Saturday 18 April 2020

Compare and contrast: Covid-19 funding edition

On 24 February, New Zealand's Health Research Council announced that up to $3m would be available for Covid-19 research.
The Spinoff reported on Friday 17 April that they've awarded $3.8 million to 13 studies.
Nearly half the funding (around $1.3m) has been allocated to studies investigating possible treatments for Covid-19.

One, the Australasian Covid-19 Trial (ASCOT) lead by Middlemore Clinical Trials, will assess how effective two antivirals (lopinavir/ritonavir and hydroxychloroquine) are in treating hospitalised patients. The study will investigate whether one or both drugs can reduce the need for ventilator support or reduce the risk of death.


Aside from clinical trials, several of the newly-funded studies deal with socioeconomic impacts of the virus. One, led by public health professor Michael Baker of the University of Otago, will provide the Ministry of Health with information about how individuals and their whānau experience the pandemic – not just the disease itself but isolation due to lockdown and economic effects.

“The study does almost everything,” said Baker. “New Zealand has taken a unique approach so we want to document that. New Zealand may have got by because we’ve got a nimbler society and we’ve responded with amazing leadership but those things can’t be guaranteed. We have to learn as much as possible from this so we can prepare our society for future events.”
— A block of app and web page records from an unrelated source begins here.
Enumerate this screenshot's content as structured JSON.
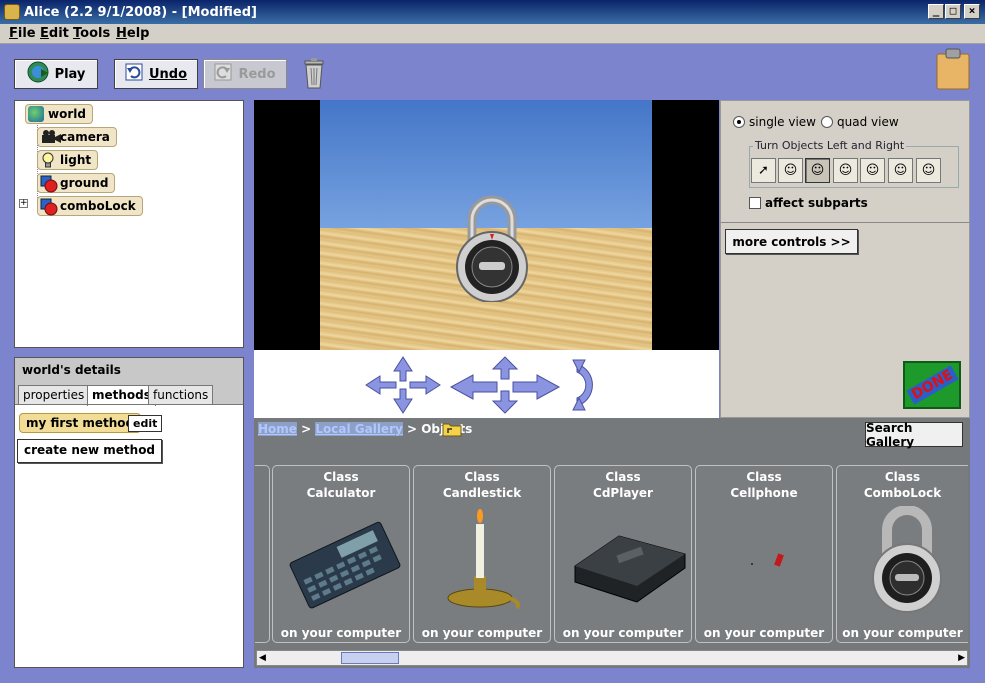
{
  "window": {
    "title": "Alice (2.2  9/1/2008) - [Modified]",
    "controls": {
      "minimize": "_",
      "maximize": "□",
      "close": "×"
    }
  },
  "menu": [
    "File",
    "Edit",
    "Tools",
    "Help"
  ],
  "toolbar": {
    "play": "Play",
    "undo": "Undo",
    "redo": "Redo"
  },
  "tree": {
    "root": "world",
    "children": [
      "camera",
      "light",
      "ground",
      "comboLock"
    ],
    "expandable": "comboLock"
  },
  "details": {
    "title": "world's details",
    "tabs": [
      "properties",
      "methods",
      "functions"
    ],
    "active_tab": "methods",
    "method": "my first method",
    "edit": "edit",
    "create": "create new method"
  },
  "view_controls": {
    "single_view": "single view",
    "quad_view": "quad view",
    "selected_view": "single view",
    "group_label": "Turn Objects Left and Right",
    "affect_subparts": "affect subparts",
    "more_controls": "more controls  >>",
    "done": "DONE"
  },
  "gallery": {
    "breadcrumb": {
      "home": "Home",
      "sep1": " > ",
      "local": "Local Gallery",
      "sep2": " > ",
      "current": "Objects"
    },
    "search": "Search Gallery",
    "items": [
      {
        "class": "Class",
        "name": "Calculator",
        "location": "on your computer"
      },
      {
        "class": "Class",
        "name": "Candlestick",
        "location": "on your computer"
      },
      {
        "class": "Class",
        "name": "CdPlayer",
        "location": "on your computer"
      },
      {
        "class": "Class",
        "name": "Cellphone",
        "location": "on your computer"
      },
      {
        "class": "Class",
        "name": "ComboLock",
        "location": "on your computer"
      }
    ]
  },
  "colors": {
    "background": "#7b84cc",
    "titlebar": "#0a246a",
    "done_green": "#1d9a2b"
  }
}
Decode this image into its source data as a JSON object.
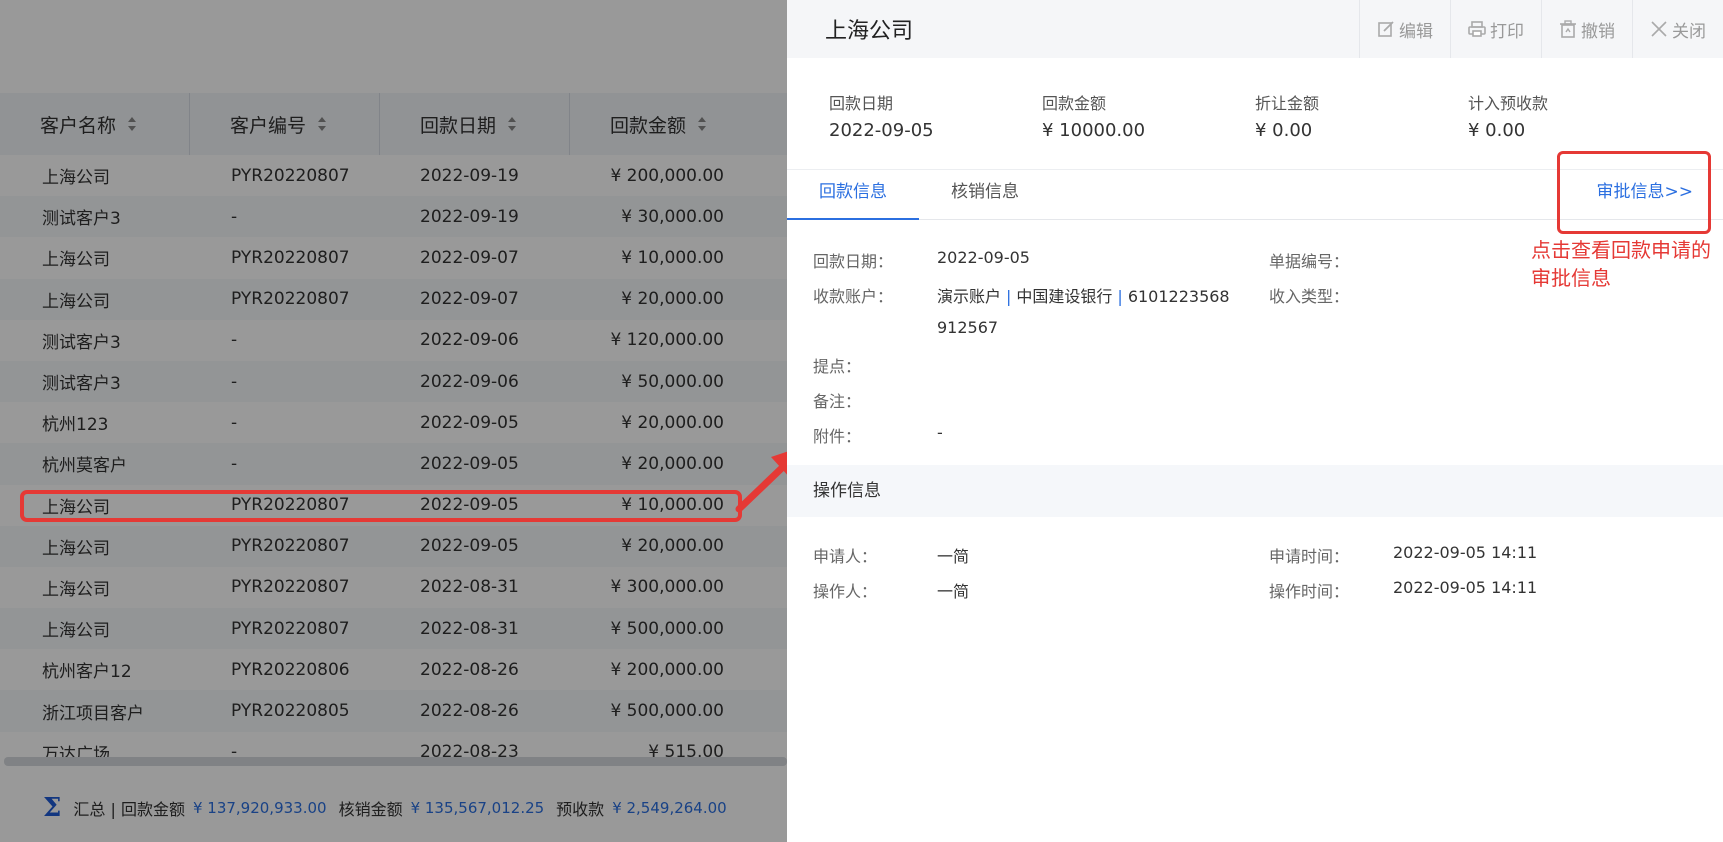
{
  "list": {
    "columns": [
      "客户名称",
      "客户编号",
      "回款日期",
      "回款金额"
    ],
    "rows": [
      [
        "上海公司",
        "PYR20220807",
        "2022-09-19",
        "¥ 200,000.00"
      ],
      [
        "测试客户3",
        "-",
        "2022-09-19",
        "¥ 30,000.00"
      ],
      [
        "上海公司",
        "PYR20220807",
        "2022-09-07",
        "¥ 10,000.00"
      ],
      [
        "上海公司",
        "PYR20220807",
        "2022-09-07",
        "¥ 20,000.00"
      ],
      [
        "测试客户3",
        "-",
        "2022-09-06",
        "¥ 120,000.00"
      ],
      [
        "测试客户3",
        "-",
        "2022-09-06",
        "¥ 50,000.00"
      ],
      [
        "杭州123",
        "-",
        "2022-09-05",
        "¥ 20,000.00"
      ],
      [
        "杭州莫客户",
        "-",
        "2022-09-05",
        "¥ 20,000.00"
      ],
      [
        "上海公司",
        "PYR20220807",
        "2022-09-05",
        "¥ 10,000.00"
      ],
      [
        "上海公司",
        "PYR20220807",
        "2022-09-05",
        "¥ 20,000.00"
      ],
      [
        "上海公司",
        "PYR20220807",
        "2022-08-31",
        "¥ 300,000.00"
      ],
      [
        "上海公司",
        "PYR20220807",
        "2022-08-31",
        "¥ 500,000.00"
      ],
      [
        "杭州客户12",
        "PYR20220806",
        "2022-08-26",
        "¥ 200,000.00"
      ],
      [
        "浙江项目客户",
        "PYR20220805",
        "2022-08-26",
        "¥ 500,000.00"
      ],
      [
        "万达广场",
        "-",
        "2022-08-23",
        "¥ 515.00"
      ]
    ],
    "summary": {
      "sigma": "Σ",
      "label": "汇总 | 回款金额",
      "payment_total": "¥ 137,920,933.00",
      "writeoff_label": "核销金额",
      "writeoff_total": "¥ 135,567,012.25",
      "prepay_label": "预收款",
      "prepay_total": "¥ 2,549,264.00"
    }
  },
  "drawer": {
    "title": "上海公司",
    "actions": {
      "edit": "编辑",
      "print": "打印",
      "revoke": "撤销",
      "close": "关闭"
    },
    "stats": [
      {
        "label": "回款日期",
        "value": "2022-09-05"
      },
      {
        "label": "回款金额",
        "value": "¥ 10000.00"
      },
      {
        "label": "折让金额",
        "value": "¥ 0.00"
      },
      {
        "label": "计入预收款",
        "value": "¥ 0.00"
      }
    ],
    "tabs": [
      "回款信息",
      "核销信息"
    ],
    "approval_link": "审批信息>>",
    "fields": {
      "date_label": "回款日期：",
      "date_value": "2022-09-05",
      "account_label": "收款账户：",
      "account_name": "演示账户",
      "account_bank": "中国建设银行",
      "account_no_1": "6101223568",
      "account_no_2": "912567",
      "commission_label": "提点：",
      "remark_label": "备注：",
      "attachment_label": "附件：",
      "attachment_value": "-",
      "bill_no_label": "单据编号：",
      "income_type_label": "收入类型："
    },
    "operation": {
      "title": "操作信息",
      "applicant_label": "申请人：",
      "applicant": "一简",
      "apply_time_label": "申请时间：",
      "apply_time": "2022-09-05 14:11",
      "operator_label": "操作人：",
      "operator": "一简",
      "operate_time_label": "操作时间：",
      "operate_time": "2022-09-05 14:11"
    }
  },
  "annotation": "点击查看回款申请的审批信息",
  "colors": {
    "accent": "#2b6fe0",
    "highlight": "#e53935"
  }
}
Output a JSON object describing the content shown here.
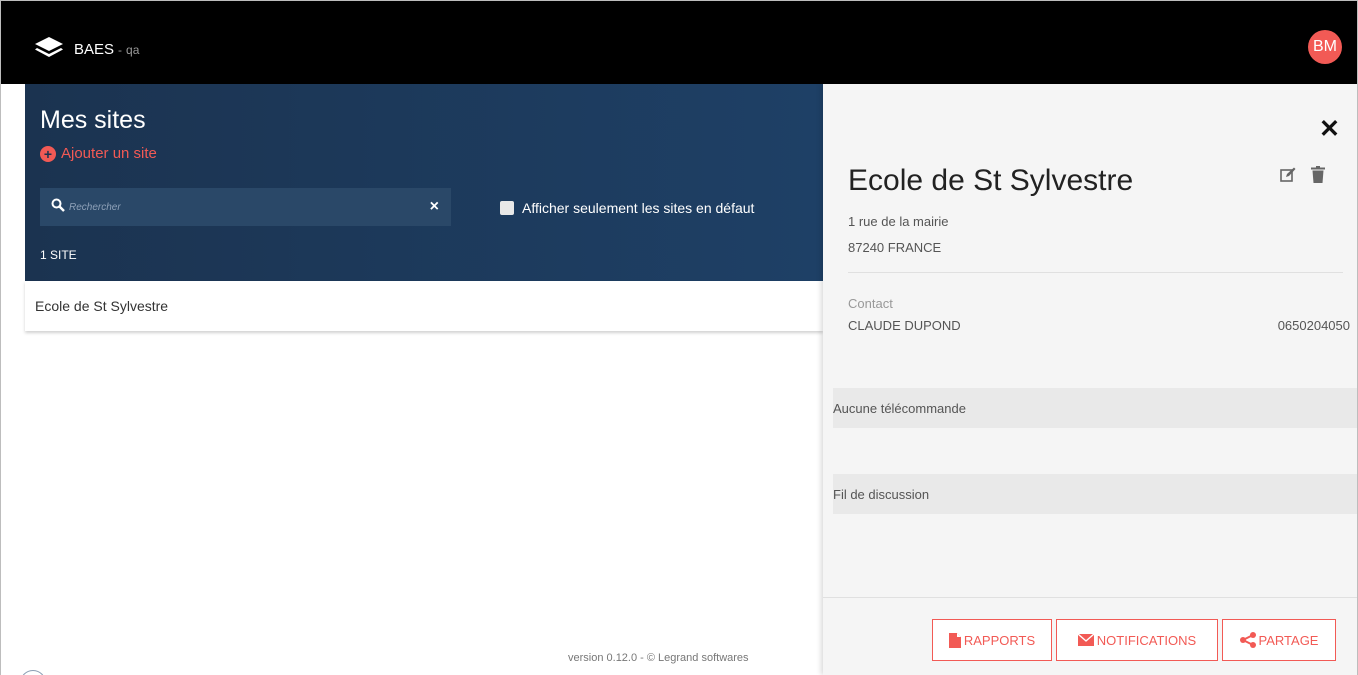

Two other studies, one from Massey University and the other from the University of Otago, will address how people respond to quarantine and lockdown. Particularly, the researchers want to understand how ethnic and socioeconomic inequality affect people’s ability to follow lockdown rules. The Massey University study will also try to understand the social, cultural, political and racial factors that shape people’s attitudes towards pandemic diseases.

Both are vital, the researchers say, for building solidarity among New Zealanders when combatting infectious diseases.
I'd thought that international studies were now showing hydroxychloroquine to be less promising than first hoped and Remdesivir to be looking more promising, but it's a fast paced thing.

Meanwhile, here's what Tyler Cowen put together over at Emergent Ventures. Read it twice and think about what had to have gone into getting this done this quickly.
As you may recall, the goal of Fast Grants is to support biomedical research to fight back Covid-19, thus restoring prosperity and liberty.

Yesterday 40 awards were made, totaling about $7 million, and money is already going out the door with ongoing transfers today.  Winners are from MIT, Harvard, Stanford, Rockefeller University, UCSF, UC Berkeley, Yale, Oxford, and other locales of note.  The applications are of remarkably high quality.

Nearly 4000 applications have been turned down, and many others are being put in touch with other institutions for possible funding support, with that ancillary number set to top $5 million.

The project was announced April 8, 2020, only eight days ago.  And Fast Grants was conceived of only about a week before that, and with zero dedicated funding at the time.

I wish to thank everyone who has worked so hard to make this a reality, including the very generous donors to the program, those at Stripe who contributed by writing new software, the quality-conscious and conscientious referees and academic panel members (about twenty of them), and my co-workers at Mercatus at George Mason University, which is home to Emergent Ventures.

I hope soon to give you an update on some of the supported projects.
They went from concept, to finding the money, to announcing the project, to getting an evaluation panel to evaluate 4000 applications, and awarding $7 million in grants to 40 projects, in about TWO WEEKS.

One little side-project run by Tyler Cowen.

Just amazing.

Oh, and for a sense of scale on the HRC funding project, and the implied priorities, the entire amount distributed for Covid projects is about 77% of the value of a single grant made to Janet Hoek at Otago Uni for, well, for this:

Year:                      2019
Duration:               60 months
Approved budget: $4,949,736.70
Researchers:          Professor Janet Hoek
Health issue:          Alcohol/drugs of dependence
Proposal type:        Programme

Lay summary
The Whakahā o Te Pā Harakeke programme represents a collaboration that will develop and improve evidence designed to close smoking disparities, particularly for Māori and Pasifika, enhance how tobacco control evidence is used in decision making, and accelerate progress towards a Smokefree Aotearoa. We will achieve this goal by using mixed methods approaches that combine population-level analyses of existing and potential interventions with in-depth enquiries that probe how reducing tobacco’s appeal, affordability and accessibility has impacted communities and whanau. Analysing the complex tobacco control system will evaluate knowledge translation routes, consider barriers and enablers within these, and identify how evidence can more effectively accelerate reductions in smoking prevalence and reduce entrenched disparities. By partnering with Hāpai te Hauora and Kokiri marae, we will draw on community knowledge, build research capacity, and create unique opportunities to engage across the stakeholder spectrum and address the pressing health inequities caused by smoking.

No comments:

Post a Comment